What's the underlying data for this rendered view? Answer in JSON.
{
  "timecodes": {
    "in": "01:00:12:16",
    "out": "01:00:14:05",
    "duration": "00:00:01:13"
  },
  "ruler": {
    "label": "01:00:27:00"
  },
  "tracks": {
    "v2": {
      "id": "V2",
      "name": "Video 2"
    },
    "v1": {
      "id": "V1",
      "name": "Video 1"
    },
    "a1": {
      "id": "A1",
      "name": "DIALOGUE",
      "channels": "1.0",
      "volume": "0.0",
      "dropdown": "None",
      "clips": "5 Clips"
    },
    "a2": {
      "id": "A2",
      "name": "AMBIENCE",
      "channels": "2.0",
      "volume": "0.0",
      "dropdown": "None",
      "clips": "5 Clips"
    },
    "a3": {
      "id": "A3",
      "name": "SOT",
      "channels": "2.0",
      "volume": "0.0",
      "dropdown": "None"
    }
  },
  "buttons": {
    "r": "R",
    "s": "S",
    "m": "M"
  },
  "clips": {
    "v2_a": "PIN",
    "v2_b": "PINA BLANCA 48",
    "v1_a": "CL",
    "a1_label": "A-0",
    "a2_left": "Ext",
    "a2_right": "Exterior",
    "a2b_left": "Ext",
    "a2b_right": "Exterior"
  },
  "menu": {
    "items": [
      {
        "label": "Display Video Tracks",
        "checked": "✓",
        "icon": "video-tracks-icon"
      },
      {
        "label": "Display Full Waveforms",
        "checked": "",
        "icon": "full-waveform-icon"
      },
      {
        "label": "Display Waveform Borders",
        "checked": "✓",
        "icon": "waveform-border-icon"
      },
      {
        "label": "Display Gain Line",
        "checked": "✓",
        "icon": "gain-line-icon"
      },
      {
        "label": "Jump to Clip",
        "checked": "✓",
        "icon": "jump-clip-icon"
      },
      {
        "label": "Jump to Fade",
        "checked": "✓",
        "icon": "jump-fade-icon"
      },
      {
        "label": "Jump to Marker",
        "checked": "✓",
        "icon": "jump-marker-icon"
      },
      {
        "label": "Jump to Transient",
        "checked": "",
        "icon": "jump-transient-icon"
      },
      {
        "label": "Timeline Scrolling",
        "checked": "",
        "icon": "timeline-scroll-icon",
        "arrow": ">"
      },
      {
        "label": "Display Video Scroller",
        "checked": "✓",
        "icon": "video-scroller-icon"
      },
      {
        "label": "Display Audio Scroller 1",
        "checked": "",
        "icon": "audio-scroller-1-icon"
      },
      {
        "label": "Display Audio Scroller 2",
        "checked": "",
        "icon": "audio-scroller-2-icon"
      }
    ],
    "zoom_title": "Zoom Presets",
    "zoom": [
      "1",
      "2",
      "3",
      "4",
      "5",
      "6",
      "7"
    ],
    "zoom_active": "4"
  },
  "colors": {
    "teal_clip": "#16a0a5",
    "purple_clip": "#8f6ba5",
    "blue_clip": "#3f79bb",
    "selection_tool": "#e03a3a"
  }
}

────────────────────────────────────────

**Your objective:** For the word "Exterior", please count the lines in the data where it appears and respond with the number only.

**Expected output:** 2